DATA FOR THIS TASK –
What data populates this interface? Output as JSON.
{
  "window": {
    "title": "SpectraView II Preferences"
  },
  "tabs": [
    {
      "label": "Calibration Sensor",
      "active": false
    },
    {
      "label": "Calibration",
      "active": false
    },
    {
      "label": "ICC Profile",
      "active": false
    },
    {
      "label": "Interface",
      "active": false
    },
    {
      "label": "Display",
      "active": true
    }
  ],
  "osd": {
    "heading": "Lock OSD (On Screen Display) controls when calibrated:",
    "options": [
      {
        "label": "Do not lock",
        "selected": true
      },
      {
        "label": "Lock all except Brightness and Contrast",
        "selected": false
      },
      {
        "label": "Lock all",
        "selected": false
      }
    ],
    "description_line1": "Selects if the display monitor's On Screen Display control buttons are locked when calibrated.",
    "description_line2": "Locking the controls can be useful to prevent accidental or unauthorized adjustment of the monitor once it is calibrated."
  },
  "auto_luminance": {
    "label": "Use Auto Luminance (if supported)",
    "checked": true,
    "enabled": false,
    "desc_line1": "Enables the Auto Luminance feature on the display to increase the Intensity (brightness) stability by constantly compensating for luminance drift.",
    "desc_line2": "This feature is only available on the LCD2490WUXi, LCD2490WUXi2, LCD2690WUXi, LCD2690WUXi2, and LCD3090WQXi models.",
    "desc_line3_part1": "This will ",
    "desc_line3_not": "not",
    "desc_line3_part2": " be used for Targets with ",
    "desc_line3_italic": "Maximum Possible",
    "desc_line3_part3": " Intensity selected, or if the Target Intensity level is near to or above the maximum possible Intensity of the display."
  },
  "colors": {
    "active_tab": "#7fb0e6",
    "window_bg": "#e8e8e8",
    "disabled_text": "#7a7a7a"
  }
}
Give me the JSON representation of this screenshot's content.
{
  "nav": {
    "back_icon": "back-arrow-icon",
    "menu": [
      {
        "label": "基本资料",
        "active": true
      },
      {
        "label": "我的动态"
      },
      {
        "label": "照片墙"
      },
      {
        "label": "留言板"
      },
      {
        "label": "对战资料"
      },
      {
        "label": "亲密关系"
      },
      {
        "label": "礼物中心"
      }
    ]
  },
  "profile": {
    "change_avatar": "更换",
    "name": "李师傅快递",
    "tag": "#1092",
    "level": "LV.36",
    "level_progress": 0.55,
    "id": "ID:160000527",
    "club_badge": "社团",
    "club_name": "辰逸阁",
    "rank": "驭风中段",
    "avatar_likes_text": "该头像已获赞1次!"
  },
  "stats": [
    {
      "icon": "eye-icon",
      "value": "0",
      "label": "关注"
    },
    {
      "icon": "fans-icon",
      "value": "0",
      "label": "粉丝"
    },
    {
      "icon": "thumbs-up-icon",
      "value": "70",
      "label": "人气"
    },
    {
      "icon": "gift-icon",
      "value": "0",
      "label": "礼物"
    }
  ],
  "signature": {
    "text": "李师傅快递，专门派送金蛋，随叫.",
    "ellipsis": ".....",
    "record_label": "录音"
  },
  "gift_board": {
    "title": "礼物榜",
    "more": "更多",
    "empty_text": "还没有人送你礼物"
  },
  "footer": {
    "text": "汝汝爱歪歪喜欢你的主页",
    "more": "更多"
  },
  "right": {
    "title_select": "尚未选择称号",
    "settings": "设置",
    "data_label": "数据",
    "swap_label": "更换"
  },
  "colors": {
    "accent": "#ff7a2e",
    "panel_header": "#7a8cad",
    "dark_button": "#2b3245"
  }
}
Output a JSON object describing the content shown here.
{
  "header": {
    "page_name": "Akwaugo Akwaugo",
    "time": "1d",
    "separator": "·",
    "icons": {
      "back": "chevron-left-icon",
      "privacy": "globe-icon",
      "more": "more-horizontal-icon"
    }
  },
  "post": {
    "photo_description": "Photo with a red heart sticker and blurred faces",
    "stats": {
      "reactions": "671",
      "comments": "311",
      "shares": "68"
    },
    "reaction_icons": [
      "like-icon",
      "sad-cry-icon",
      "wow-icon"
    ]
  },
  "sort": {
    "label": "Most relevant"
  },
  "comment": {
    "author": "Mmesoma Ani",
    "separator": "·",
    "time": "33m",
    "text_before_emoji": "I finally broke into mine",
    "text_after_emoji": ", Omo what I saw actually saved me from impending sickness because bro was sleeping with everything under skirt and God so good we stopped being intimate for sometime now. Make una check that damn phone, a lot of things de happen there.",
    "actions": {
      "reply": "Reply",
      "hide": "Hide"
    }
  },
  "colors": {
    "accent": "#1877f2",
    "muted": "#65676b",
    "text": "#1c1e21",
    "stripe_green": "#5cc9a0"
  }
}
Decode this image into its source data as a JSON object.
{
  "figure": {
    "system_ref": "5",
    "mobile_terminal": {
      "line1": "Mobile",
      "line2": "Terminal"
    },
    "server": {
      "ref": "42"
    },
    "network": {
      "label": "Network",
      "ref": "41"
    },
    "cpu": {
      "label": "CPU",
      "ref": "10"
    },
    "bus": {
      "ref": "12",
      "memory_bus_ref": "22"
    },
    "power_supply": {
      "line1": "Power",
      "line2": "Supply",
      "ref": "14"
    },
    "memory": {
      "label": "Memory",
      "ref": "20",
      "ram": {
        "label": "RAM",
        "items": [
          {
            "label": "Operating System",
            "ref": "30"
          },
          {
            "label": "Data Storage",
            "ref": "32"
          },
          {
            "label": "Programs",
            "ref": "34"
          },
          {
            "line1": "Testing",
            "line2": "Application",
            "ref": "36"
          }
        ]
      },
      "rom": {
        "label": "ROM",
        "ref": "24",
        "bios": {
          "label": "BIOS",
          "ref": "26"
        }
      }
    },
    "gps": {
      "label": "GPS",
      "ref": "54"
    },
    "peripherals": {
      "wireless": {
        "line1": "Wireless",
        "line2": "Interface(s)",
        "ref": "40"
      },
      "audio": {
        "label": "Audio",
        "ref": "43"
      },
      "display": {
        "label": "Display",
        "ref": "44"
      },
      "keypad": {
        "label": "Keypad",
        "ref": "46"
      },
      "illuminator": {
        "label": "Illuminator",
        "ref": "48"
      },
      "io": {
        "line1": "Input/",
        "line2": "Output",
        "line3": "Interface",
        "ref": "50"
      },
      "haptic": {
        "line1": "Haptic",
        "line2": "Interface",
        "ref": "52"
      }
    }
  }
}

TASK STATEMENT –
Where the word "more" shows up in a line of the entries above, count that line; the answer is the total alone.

WRITTEN SOLUTION –
3